Building on the vast research conducted on war and media since the 1970s, scholars are now studying the digital transformation of the production of news. Little scholarly attention has been paid, however, to non-professional, eyewitness visuals, even though this genre holds a still greater bearing on the way conflicts are fought, communicated, and covered by the news media. This volume examines the power of new technologies for creating and disseminating images in relation to conflicts. Mortensen presents a theoretical framework and uses case studies to investigate the impact of non-professional images with regard to essential issues in today’s media landscape: including new media technologies and democratic change, the political mobilization and censorship of images, the ethics of spectatorship, and the shifting role of the mainstream news media in the digital age.
Stephen Ward argues that present media practices are narrowly based within the borders of single country and thus unable to successfully inform the public about a globalized world. Presenting an ethical framework for work in multimedia, the author extends John Rawl s theories of justice and the human good to redefine the aims for which journalism should strive and then applies this new foundation to issues such as the roles of patriotism and objectivity in journalism. An innovative argument that presents a necessary corrective to contemporary media practices, Global Journalism Ethics is a theoretically rich study for journalists on the air, in print, and on the internet.
Language Arts & Disciplines by Daniel A. Berkowitz

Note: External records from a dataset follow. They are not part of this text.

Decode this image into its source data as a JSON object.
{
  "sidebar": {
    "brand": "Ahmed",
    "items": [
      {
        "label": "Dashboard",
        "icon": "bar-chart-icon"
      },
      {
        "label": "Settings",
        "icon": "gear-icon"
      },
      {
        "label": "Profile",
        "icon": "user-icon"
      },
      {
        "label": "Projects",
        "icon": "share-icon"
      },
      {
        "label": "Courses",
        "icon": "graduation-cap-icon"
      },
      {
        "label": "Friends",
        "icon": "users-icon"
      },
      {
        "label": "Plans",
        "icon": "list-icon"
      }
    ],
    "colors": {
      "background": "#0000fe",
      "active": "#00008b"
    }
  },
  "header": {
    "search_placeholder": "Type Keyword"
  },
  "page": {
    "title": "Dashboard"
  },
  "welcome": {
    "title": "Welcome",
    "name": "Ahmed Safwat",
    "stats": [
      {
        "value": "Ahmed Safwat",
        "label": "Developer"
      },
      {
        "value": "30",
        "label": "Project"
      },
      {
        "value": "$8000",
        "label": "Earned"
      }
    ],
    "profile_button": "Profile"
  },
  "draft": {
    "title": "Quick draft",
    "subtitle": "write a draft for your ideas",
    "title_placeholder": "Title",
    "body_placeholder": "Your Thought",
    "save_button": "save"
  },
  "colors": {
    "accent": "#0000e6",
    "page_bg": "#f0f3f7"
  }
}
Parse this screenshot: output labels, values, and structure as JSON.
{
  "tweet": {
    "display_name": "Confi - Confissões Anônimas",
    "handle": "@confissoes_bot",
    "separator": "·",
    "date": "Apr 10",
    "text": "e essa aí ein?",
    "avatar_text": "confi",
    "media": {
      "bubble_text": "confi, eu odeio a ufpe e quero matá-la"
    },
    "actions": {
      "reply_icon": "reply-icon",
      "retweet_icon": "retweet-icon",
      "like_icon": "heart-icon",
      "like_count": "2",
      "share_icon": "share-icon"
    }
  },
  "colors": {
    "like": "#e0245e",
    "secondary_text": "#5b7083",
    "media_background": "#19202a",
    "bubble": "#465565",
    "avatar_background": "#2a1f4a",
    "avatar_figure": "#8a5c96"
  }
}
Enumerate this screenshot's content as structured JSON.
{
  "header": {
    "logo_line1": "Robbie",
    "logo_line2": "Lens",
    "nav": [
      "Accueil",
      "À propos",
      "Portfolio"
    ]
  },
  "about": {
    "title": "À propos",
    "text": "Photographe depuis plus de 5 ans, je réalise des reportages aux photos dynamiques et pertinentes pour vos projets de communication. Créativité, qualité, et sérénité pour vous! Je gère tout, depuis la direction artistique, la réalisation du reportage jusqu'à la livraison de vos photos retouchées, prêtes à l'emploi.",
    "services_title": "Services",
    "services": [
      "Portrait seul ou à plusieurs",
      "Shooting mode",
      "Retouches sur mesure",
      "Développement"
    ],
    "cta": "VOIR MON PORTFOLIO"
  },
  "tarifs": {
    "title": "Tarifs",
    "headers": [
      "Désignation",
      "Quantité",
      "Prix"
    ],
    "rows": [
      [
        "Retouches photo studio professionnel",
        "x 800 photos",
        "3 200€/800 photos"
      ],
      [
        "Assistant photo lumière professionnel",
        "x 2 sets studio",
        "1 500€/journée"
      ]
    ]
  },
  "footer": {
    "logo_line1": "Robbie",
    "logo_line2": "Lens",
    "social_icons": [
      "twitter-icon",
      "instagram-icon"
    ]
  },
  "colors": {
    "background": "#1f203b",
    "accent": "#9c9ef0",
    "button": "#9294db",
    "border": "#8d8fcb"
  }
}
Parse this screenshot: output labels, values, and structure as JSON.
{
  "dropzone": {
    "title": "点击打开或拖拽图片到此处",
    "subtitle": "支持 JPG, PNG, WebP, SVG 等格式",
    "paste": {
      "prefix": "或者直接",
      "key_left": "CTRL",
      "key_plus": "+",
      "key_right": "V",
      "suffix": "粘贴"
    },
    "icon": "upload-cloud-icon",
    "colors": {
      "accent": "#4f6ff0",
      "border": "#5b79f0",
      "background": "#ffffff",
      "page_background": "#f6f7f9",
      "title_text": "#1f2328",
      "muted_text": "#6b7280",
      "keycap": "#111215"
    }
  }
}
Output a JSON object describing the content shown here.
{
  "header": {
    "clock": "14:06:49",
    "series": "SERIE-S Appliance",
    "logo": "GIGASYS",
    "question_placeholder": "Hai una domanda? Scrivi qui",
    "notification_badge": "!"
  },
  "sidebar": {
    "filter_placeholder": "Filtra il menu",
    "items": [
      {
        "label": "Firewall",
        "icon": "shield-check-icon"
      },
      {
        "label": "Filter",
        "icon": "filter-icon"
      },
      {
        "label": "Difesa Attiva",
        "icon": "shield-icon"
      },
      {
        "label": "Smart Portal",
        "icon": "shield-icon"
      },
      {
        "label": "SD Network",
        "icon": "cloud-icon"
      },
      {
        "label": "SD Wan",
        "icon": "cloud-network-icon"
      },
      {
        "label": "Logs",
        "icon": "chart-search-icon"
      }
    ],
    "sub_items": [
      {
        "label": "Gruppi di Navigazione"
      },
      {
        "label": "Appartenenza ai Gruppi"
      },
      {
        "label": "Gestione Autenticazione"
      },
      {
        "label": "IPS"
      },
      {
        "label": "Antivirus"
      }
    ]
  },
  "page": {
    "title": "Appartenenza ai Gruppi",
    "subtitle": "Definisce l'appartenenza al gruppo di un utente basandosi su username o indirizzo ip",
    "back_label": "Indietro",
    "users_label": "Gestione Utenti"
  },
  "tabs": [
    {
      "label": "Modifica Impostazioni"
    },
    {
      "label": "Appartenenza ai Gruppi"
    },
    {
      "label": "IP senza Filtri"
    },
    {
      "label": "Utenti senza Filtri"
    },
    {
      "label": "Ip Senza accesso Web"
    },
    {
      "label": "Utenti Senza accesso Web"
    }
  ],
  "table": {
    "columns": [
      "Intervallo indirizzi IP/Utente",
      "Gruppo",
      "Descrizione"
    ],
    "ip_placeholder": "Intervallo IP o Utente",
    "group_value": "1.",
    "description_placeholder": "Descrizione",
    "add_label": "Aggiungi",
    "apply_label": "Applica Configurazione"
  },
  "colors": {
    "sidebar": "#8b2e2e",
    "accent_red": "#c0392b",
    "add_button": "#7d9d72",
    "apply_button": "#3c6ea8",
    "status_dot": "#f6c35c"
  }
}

What is news? Why does news turn out like it does? What factors influence the creation, production, and dissemination of news? Cultural Meanings of News takes on these deceptively simple questions through an essential collection of seminal and contemporary studies by leaders in the fields of mass communication and media studies. Similar in format and purpose to editor Dan Berkowitz's award-winning Social Meanings of News, this new volume represents a conceptual update, a continuation of the discourse about the nature of news and how it comes to be, moving ideas ahead from the earlier tradition of sociological approaches to the more pervasive cultural perspectives that inform understandings about news. Cultural Meanings of News provides a carefully selected set of readings, organized into thematic areas that each probe a dimension of the literature: from sociological roots to cultural perspectives; news as narrative and cultural text; newswork as cultural ritual; news as cultural myth; news and its interpretive communities; news as a source and reflection of collective memory; toward the future of news research. This text-reader provides students and scholars with first-hand exposure to cultural approaches to the study of news, while also providing an organizing framework for understanding the commonalties and differences between threads in the research. The goals are to engage readers through guided immersion in the material.